AIM OF THE TASK
Print each line of the material again, keeping everything exact.

** Opening SOURCE MATERIAL block **

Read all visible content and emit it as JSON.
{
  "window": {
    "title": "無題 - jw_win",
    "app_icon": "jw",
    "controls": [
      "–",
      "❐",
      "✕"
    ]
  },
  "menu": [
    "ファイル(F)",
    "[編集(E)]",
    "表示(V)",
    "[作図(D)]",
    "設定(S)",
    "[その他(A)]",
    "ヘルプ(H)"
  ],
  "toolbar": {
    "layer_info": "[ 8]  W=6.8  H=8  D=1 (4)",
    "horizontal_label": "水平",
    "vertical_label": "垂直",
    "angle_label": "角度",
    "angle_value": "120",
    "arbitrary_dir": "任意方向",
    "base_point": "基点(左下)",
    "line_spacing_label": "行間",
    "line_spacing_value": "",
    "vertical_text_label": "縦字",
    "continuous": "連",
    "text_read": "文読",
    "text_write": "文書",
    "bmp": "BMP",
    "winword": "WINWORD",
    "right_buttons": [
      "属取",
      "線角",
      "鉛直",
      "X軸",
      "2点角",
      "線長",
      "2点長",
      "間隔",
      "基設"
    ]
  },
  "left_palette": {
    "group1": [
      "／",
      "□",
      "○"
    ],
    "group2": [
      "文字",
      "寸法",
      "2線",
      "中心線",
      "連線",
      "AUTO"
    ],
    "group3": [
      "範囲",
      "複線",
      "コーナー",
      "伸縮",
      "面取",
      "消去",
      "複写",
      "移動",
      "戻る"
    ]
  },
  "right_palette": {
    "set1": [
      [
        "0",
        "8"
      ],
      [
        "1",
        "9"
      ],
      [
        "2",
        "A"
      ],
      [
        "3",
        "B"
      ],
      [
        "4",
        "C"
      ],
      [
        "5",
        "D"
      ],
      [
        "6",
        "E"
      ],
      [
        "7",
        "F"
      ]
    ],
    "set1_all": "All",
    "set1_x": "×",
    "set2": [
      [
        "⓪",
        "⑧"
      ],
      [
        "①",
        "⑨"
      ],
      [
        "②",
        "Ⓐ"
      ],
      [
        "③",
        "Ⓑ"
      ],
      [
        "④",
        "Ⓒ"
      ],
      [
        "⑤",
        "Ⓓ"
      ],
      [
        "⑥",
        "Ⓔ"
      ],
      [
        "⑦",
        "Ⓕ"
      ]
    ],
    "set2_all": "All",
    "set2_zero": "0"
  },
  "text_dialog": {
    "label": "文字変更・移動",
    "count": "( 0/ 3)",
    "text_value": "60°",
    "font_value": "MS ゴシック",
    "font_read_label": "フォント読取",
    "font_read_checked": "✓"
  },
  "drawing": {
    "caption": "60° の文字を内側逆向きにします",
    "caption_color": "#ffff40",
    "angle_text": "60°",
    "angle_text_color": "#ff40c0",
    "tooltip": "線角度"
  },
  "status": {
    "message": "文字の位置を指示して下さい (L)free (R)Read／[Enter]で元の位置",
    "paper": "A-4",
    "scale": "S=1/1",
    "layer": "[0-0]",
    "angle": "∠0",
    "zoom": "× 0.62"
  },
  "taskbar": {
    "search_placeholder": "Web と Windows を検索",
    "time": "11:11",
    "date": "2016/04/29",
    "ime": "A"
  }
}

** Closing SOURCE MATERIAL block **

PROBLEM SOLUTION
Read all visible content and emit it as JSON.
{
  "window": {
    "title": "無題 - jw_win",
    "app_icon": "jw",
    "controls": [
      "–",
      "❐",
      "✕"
    ]
  },
  "menu": [
    "ファイル(F)",
    "[編集(E)]",
    "表示(V)",
    "[作図(D)]",
    "設定(S)",
    "[その他(A)]",
    "ヘルプ(H)"
  ],
  "toolbar": {
    "layer_info": "[ 8]  W=6.8  H=8  D=1 (4)",
    "horizontal_label": "水平",
    "vertical_label": "垂直",
    "angle_label": "角度",
    "angle_value": "120",
    "arbitrary_dir": "任意方向",
    "base_point": "基点(左下)",
    "line_spacing_label": "行間",
    "line_spacing_value": "",
    "vertical_text_label": "縦字",
    "continuous": "連",
    "text_read": "文読",
    "text_write": "文書",
    "bmp": "BMP",
    "winword": "WINWORD",
    "right_buttons": [
      "属取",
      "線角",
      "鉛直",
      "X軸",
      "2点角",
      "線長",
      "2点長",
      "間隔",
      "基設"
    ]
  },
  "left_palette": {
    "group1": [
      "／",
      "□",
      "○"
    ],
    "group2": [
      "文字",
      "寸法",
      "2線",
      "中心線",
      "連線",
      "AUTO"
    ],
    "group3": [
      "範囲",
      "複線",
      "コーナー",
      "伸縮",
      "面取",
      "消去",
      "複写",
      "移動",
      "戻る"
    ]
  },
  "right_palette": {
    "set1": [
      [
        "0",
        "8"
      ],
      [
        "1",
        "9"
      ],
      [
        "2",
        "A"
      ],
      [
        "3",
        "B"
      ],
      [
        "4",
        "C"
      ],
      [
        "5",
        "D"
      ],
      [
        "6",
        "E"
      ],
      [
        "7",
        "F"
      ]
    ],
    "set1_all": "All",
    "set1_x": "×",
    "set2": [
      [
        "⓪",
        "⑧"
      ],
      [
        "①",
        "⑨"
      ],
      [
        "②",
        "Ⓐ"
      ],
      [
        "③",
        "Ⓑ"
      ],
      [
        "④",
        "Ⓒ"
      ],
      [
        "⑤",
        "Ⓓ"
      ],
      [
        "⑥",
        "Ⓔ"
      ],
      [
        "⑦",
        "Ⓕ"
      ]
    ],
    "set2_all": "All",
    "set2_zero": "0"
  },
  "text_dialog": {
    "label": "文字変更・移動",
    "count": "( 0/ 3)",
    "text_value": "60°",
    "font_value": "MS ゴシック",
    "font_read_label": "フォント読取",
    "font_read_checked": "✓"
  },
  "drawing": {
    "caption": "60° の文字を内側逆向きにします",
    "caption_color": "#ffff40",
    "angle_text": "60°",
    "angle_text_color": "#ff40c0",
    "tooltip": "線角度"
  },
  "status": {
    "message": "文字の位置を指示して下さい (L)free (R)Read／[Enter]で元の位置",
    "paper": "A-4",
    "scale": "S=1/1",
    "layer": "[0-0]",
    "angle": "∠0",
    "zoom": "× 0.62"
  },
  "taskbar": {
    "search_placeholder": "Web と Windows を検索",
    "time": "11:11",
    "date": "2016/04/29",
    "ime": "A"
  }
}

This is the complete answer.